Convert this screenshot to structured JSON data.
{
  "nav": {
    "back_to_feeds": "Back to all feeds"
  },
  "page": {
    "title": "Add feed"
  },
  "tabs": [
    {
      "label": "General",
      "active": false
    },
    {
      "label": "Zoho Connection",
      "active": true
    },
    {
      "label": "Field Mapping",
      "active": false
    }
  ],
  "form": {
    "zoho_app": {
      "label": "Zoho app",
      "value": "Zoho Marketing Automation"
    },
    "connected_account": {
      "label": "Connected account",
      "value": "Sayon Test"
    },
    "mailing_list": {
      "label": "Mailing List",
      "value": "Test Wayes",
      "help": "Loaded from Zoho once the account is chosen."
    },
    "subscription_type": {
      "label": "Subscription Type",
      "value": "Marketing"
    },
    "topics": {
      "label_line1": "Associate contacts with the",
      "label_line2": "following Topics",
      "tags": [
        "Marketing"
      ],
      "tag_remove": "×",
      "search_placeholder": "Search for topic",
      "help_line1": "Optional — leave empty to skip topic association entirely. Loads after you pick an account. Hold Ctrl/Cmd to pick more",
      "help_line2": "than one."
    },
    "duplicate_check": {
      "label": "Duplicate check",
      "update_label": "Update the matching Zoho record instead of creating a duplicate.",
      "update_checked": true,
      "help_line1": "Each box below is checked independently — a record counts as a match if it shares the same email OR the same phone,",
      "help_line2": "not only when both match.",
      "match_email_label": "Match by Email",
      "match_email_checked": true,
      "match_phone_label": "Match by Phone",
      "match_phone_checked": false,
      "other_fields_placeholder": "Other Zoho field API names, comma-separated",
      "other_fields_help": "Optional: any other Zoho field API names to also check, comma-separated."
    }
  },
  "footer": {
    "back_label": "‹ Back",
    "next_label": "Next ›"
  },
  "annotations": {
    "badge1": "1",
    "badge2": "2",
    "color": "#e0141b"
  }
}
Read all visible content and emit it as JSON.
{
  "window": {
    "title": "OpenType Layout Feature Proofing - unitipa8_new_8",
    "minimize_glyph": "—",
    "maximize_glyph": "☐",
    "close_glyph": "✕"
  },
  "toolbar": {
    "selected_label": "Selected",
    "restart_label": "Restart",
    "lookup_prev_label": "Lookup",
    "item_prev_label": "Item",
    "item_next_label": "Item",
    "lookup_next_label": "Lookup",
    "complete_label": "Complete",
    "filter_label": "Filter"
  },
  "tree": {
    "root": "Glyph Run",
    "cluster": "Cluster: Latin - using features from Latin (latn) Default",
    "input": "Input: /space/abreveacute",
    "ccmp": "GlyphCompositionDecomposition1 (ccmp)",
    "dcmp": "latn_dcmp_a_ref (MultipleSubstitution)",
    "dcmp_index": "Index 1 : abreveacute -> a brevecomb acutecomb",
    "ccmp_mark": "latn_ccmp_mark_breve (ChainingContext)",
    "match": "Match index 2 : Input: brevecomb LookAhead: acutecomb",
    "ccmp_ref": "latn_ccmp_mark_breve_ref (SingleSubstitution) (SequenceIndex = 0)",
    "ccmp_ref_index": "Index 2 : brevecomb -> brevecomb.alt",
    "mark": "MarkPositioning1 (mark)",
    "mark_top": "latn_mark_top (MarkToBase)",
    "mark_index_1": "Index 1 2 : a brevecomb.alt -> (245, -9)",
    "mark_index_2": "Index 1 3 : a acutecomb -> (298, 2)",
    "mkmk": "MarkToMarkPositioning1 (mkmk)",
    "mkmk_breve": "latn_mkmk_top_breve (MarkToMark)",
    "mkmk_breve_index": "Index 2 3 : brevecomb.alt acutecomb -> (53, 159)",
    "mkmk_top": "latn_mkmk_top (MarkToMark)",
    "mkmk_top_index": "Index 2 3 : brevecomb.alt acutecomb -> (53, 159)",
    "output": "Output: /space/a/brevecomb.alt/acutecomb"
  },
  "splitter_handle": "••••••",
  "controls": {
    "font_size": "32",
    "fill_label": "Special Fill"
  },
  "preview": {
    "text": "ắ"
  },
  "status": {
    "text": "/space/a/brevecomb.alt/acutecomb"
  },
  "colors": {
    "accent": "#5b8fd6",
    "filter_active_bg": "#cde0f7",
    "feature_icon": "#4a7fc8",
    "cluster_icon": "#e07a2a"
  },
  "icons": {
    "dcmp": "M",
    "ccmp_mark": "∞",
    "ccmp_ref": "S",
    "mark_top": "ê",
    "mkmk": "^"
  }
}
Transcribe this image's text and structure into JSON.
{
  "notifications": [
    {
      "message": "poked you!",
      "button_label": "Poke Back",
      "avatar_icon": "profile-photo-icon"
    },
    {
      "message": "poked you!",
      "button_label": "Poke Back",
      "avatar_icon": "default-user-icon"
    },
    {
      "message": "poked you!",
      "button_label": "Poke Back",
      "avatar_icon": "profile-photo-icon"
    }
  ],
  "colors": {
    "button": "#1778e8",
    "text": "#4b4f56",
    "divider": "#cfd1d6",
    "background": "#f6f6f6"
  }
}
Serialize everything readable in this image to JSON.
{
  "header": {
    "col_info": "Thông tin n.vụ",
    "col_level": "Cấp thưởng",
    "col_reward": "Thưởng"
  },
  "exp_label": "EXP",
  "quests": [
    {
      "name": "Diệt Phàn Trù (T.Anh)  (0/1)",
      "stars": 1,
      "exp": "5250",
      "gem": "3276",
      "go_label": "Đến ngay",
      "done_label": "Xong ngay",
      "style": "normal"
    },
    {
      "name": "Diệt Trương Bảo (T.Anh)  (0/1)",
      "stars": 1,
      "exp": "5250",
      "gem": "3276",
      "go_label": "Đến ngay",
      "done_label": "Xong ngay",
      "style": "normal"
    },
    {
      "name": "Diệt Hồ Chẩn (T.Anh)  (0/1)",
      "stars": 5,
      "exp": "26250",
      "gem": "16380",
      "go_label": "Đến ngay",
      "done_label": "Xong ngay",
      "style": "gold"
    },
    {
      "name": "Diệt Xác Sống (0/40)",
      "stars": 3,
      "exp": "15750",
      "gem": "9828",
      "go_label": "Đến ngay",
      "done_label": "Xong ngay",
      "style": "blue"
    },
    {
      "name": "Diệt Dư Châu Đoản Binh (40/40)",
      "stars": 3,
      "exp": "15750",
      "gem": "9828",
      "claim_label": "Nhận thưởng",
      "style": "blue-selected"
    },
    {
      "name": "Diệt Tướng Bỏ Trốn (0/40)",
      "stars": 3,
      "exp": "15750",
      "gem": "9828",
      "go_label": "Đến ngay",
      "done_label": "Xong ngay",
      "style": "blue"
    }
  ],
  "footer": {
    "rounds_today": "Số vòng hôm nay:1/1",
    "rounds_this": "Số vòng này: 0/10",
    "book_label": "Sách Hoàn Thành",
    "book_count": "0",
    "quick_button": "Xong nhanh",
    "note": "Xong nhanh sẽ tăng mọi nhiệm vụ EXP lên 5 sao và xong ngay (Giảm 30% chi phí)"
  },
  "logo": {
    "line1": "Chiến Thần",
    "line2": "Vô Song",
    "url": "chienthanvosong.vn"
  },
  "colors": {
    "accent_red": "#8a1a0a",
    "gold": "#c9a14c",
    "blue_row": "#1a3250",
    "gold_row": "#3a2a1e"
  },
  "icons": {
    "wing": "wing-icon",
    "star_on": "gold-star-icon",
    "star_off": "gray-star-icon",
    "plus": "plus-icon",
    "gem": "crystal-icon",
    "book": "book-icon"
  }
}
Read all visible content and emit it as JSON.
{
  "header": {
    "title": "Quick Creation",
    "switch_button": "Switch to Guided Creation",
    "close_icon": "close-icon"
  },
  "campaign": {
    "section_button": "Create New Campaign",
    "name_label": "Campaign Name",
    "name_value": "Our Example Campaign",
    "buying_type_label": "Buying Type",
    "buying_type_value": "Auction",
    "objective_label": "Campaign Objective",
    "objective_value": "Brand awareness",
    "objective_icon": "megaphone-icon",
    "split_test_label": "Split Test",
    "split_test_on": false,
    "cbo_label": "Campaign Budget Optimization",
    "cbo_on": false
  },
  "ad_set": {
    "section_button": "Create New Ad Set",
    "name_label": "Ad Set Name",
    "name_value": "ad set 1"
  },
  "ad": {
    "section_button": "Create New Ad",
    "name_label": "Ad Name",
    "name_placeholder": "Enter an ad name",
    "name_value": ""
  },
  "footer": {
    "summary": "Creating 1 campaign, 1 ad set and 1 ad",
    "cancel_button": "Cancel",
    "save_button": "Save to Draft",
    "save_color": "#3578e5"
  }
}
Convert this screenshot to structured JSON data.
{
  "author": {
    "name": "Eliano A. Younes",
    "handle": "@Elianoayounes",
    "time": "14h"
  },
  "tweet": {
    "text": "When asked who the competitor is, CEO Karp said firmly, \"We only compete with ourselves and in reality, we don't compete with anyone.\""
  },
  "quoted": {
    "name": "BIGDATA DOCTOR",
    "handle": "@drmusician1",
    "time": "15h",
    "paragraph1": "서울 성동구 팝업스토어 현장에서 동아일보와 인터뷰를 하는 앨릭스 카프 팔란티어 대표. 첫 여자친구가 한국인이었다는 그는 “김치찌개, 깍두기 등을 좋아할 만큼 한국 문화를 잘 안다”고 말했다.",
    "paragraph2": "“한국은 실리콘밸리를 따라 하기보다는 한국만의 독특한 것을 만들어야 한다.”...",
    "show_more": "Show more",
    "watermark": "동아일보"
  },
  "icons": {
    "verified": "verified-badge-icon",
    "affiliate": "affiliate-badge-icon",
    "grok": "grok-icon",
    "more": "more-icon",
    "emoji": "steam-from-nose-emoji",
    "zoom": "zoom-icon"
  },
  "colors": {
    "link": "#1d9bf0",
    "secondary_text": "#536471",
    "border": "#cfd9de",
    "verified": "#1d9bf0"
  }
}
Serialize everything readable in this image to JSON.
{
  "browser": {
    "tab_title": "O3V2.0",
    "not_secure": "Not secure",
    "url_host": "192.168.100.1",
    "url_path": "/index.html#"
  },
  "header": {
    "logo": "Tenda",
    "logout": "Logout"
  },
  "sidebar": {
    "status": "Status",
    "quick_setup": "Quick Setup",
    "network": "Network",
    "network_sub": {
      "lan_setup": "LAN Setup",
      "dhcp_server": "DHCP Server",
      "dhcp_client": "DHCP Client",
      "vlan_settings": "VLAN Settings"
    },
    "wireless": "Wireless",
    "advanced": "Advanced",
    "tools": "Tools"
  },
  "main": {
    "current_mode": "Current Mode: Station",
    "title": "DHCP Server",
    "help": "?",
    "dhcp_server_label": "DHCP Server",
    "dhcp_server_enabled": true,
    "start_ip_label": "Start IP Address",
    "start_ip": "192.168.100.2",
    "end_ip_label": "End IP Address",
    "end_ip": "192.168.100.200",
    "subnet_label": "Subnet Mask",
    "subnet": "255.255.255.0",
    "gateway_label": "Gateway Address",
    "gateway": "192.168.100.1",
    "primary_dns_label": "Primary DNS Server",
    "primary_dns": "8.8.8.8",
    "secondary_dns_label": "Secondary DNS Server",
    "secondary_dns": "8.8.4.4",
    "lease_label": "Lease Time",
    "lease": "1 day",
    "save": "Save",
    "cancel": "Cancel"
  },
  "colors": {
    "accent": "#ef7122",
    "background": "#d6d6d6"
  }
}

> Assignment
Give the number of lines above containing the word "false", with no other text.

> Your solution
5